AIM OF THE TASK:
Line by line, output the entries below exactly as they appear.

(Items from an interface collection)
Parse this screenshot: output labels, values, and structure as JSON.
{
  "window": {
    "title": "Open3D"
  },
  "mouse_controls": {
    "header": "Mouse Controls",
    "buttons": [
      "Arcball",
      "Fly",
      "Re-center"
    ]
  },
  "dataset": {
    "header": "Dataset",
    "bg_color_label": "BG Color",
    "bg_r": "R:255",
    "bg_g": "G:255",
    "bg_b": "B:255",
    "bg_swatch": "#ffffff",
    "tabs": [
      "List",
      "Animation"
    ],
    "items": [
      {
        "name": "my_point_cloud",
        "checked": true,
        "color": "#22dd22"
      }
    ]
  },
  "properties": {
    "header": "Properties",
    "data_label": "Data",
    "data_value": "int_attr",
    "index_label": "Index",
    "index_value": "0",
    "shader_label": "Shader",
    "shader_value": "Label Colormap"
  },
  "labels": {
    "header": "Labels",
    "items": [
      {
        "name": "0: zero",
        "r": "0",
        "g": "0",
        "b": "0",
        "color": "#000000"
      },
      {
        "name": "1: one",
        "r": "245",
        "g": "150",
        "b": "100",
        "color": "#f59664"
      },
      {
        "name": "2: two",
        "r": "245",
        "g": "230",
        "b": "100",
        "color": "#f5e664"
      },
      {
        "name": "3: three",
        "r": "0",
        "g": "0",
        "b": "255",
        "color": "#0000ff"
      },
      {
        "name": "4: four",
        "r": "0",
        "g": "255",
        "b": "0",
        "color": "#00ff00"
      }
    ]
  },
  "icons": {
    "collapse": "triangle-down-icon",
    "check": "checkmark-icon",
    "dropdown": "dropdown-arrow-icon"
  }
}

WRITTEN RESPONSE:
Parse this screenshot: output labels, values, and structure as JSON.
{
  "window": {
    "title": "Open3D"
  },
  "mouse_controls": {
    "header": "Mouse Controls",
    "buttons": [
      "Arcball",
      "Fly",
      "Re-center"
    ]
  },
  "dataset": {
    "header": "Dataset",
    "bg_color_label": "BG Color",
    "bg_r": "R:255",
    "bg_g": "G:255",
    "bg_b": "B:255",
    "bg_swatch": "#ffffff",
    "tabs": [
      "List",
      "Animation"
    ],
    "items": [
      {
        "name": "my_point_cloud",
        "checked": true,
        "color": "#22dd22"
      }
    ]
  },
  "properties": {
    "header": "Properties",
    "data_label": "Data",
    "data_value": "int_attr",
    "index_label": "Index",
    "index_value": "0",
    "shader_label": "Shader",
    "shader_value": "Label Colormap"
  },
  "labels": {
    "header": "Labels",
    "items": [
      {
        "name": "0: zero",
        "r": "0",
        "g": "0",
        "b": "0",
        "color": "#000000"
      },
      {
        "name": "1: one",
        "r": "245",
        "g": "150",
        "b": "100",
        "color": "#f59664"
      },
      {
        "name": "2: two",
        "r": "245",
        "g": "230",
        "b": "100",
        "color": "#f5e664"
      },
      {
        "name": "3: three",
        "r": "0",
        "g": "0",
        "b": "255",
        "color": "#0000ff"
      },
      {
        "name": "4: four",
        "r": "0",
        "g": "255",
        "b": "0",
        "color": "#00ff00"
      }
    ]
  },
  "icons": {
    "collapse": "triangle-down-icon",
    "check": "checkmark-icon",
    "dropdown": "dropdown-arrow-icon"
  }
}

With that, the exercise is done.